But even if Baghdad asked America to stay, Washington should say no. For it
isn't in America's interest to stay. And that should be the test for U.S. military
invasion, occupation, or other action.
The American people understand. A record 68 percent believe the war was a mistake.
In June 42 percent proclaimed themselves in favor of bringing the troops home
within a year. Another 21 percent said one to two years. Nine percent said two
to five years, one percent favored five to ten years, and 20 percent opined
"as long as it takes" – presumably backing Sen. McCain's 10,000 year
occupation, if necessary.
Sen. McCain demonstrated his lack of understanding when he compared Iraq to
South Korea. The U.S. actually intervened on behalf of the South to save
it from invasion. The Republic of Korea always wanted American forces to stay,
even after it was well able to defend itself. It's nice to have a superpower
offer a little defense welfare, allowing one to concentrate on economic development
and becoming a global trading state. But the defense guarantee makes no sense
from America's standpoint. Many South Koreans don't even view North Korea as
a serious threat.
Unfortunately, perpetual occupations, even if relatively friendly, are costly.
There's the expense not only of the deployment, but of creating the units necessary
to patrol the rest of the world. Cut the military commitments and you can cut
Moreover, extended occupations discourage client states from defending themselves.
Most of the Europeans have militaries in name only. Even when they send forces
into combat, as in Afghanistan, it usually is with the proviso that the soldiers
not actually end up under fire. Armed social work is a better description of
their activities. The Japanese are essentially the same. They sent "soldiers"
to Iraq who could not even defend themselves – the Dutch and then Australians
successively had to protect the Japanese "military" forces from attack.
Occupations inevitably create local antagonism and stoke nationalism.
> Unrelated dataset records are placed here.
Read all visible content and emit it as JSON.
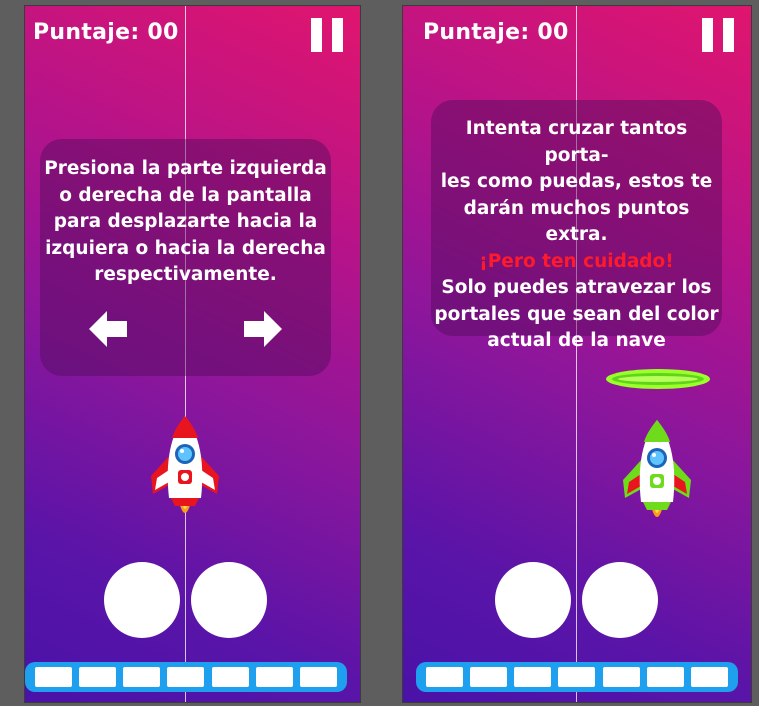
{
  "colors": {
    "background": "#5e5e5e",
    "gradient_top": "#e0156e",
    "gradient_bottom": "#4a12a8",
    "energy_bar": "#1ea0ee",
    "warning_text": "#ff1a2b",
    "portal": "#9bff2a"
  },
  "left_screen": {
    "score_text": "Puntaje: 00",
    "instructions": [
      "Presiona la parte izquierda",
      "o derecha de la pantalla",
      "para desplazarte hacia la",
      "izquiera o hacia la derecha",
      "respectivamente."
    ],
    "left_arrow_icon": "left-arrow-icon",
    "right_arrow_icon": "right-arrow-icon",
    "ship_color": "red",
    "action_buttons": 2,
    "energy_segments": 7
  },
  "right_screen": {
    "score_text": "Puntaje: 00",
    "instructions_lines": [
      "Intenta cruzar tantos porta-",
      "les como puedas, estos te",
      "darán muchos puntos extra."
    ],
    "warning": "¡Pero ten cuidado!",
    "instructions_lines_2": [
      "Solo puedes atravezar los",
      "portales que sean del color",
      "actual de la nave"
    ],
    "portal_color": "green",
    "ship_color": "green",
    "action_buttons": 2,
    "energy_segments": 7
  }
}
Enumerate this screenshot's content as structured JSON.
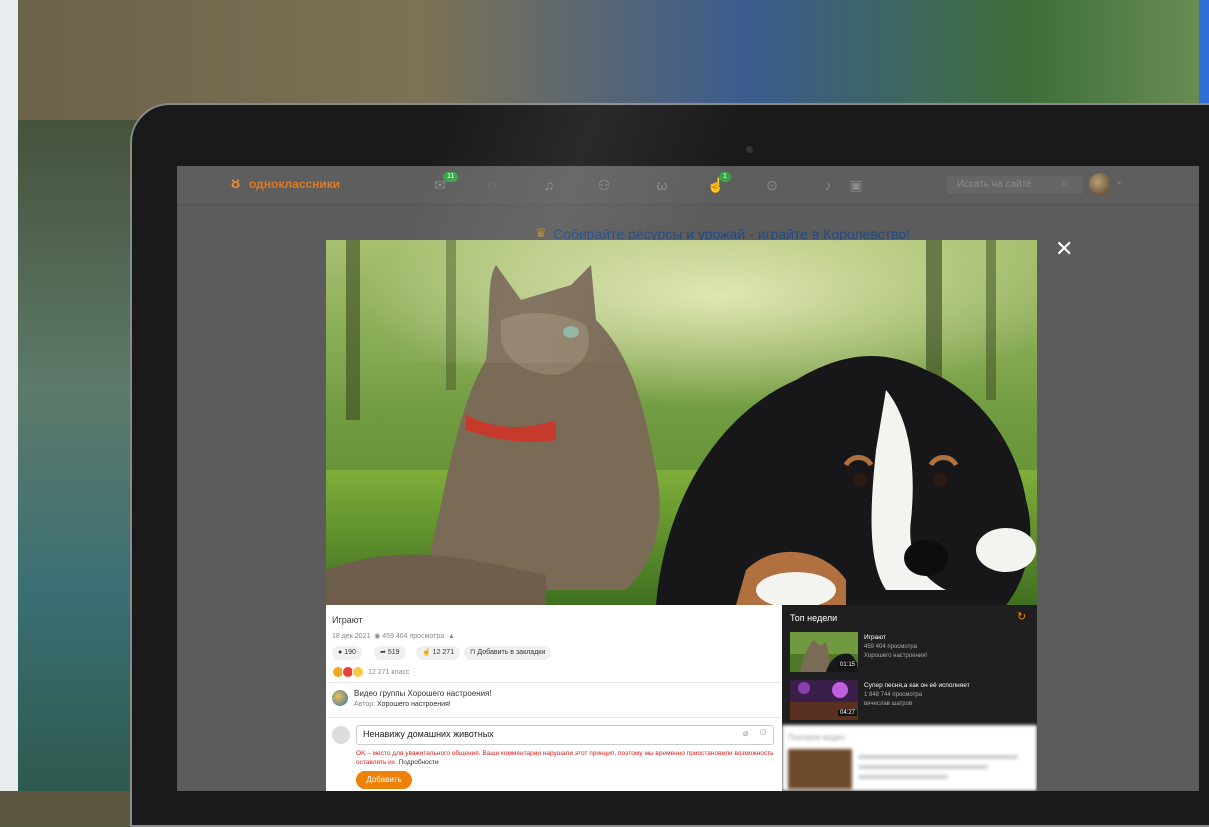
{
  "header": {
    "logo_text": "одноклассники",
    "nav_badges": {
      "messages": "11",
      "likes": "1"
    },
    "search_placeholder": "Искать на сайте"
  },
  "banner": {
    "text": "Собирайте ресурсы и урожай - играйте в Королевство!"
  },
  "video": {
    "title": "Играют",
    "date": "18 дек 2021",
    "views": "459 404 просмотра",
    "comments": "190",
    "shares": "519",
    "likes": "12 271",
    "bookmark_label": "Добавить в закладки",
    "reaction_count": "12 271 класс"
  },
  "group": {
    "title": "Видео группы Хорошего настроения!",
    "author_label": "Автор:",
    "author_name": "Хорошего настроения!"
  },
  "comment": {
    "value": "Ненавижу домашних животных",
    "warning": "OK – место для уважительного общения. Ваши комментарии нарушали этот принцип, поэтому мы временно приостановили возможность оставлять их.",
    "more": "Подробности",
    "add_button": "Добавить"
  },
  "top_week": {
    "title": "Топ недели",
    "items": [
      {
        "title": "Играют",
        "views": "459 404 просмотра",
        "author": "Хорошего настроения!",
        "duration": "01:15"
      },
      {
        "title": "Супер песня,а как он её исполняет",
        "views": "1 848 744 просмотра",
        "author": "вячеслав шатров",
        "duration": "04:27"
      }
    ]
  },
  "similar": {
    "title": "Похожие видео"
  },
  "colors": {
    "accent": "#ee8208",
    "warning": "#e01c1c",
    "badge": "#3aa648"
  }
}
South
Korea is a case in point. A status of forces agreement that made sense a half
century 60 years ago when the ROK was an underdeveloped national wreck looks
unseemly and overbearing today. The recent demonstrations in Seoul are directed
more against perceived American domination than U.S. beef imports.
A permanent occupation in the Mideast will raise additional red flags, given
the political sensitivities of backing numerous authoritarian regimes and supporting
Israel and its rule over millions of antagonistic Palestinians. Even former
Deputy Secretary Paul Wolfowitz acknowledged that the presence of U.S. forces
in Saudi Arabia spurred terrorism. America's Iraq invasion and occupation created
al-Qaeda in Iraq. Attempting to maintain a permanent occupation of Iraq, and
even more so using that garrison to intervene in neighboring states, would lead
to more blowback.
Finally, security guarantees encourage governments to behave irresponsibly.
If you possess a superpower guarantee, you can afford to be more confrontational,
churlish, and foolish when dealing with neighbors and potential antagonists.
Examples include Austria-Hungary in advance of World War I and Taiwan in its
recent dealings with China.
It's time to bring home the U.S. forces. The withdrawal should be speedy and
complete – no "residual" force, as now suggested by Colin Kahl, a
Barack Obama aide. And the pull-out should place an emphatic explanation point
on lessons learned. No more unnecessary wars of choice. No more attempts at
coercive social engineering, in the belief that the denizens of Washington can
transcend geography, history, religion, tradition, ethnicity, and culture in
recreating America abroad. Washington's job is to protect the American people
– their territory, liberty, and constitutional system. Not to try to remake
the world, whether in the Middle East or elsewhere around the globe.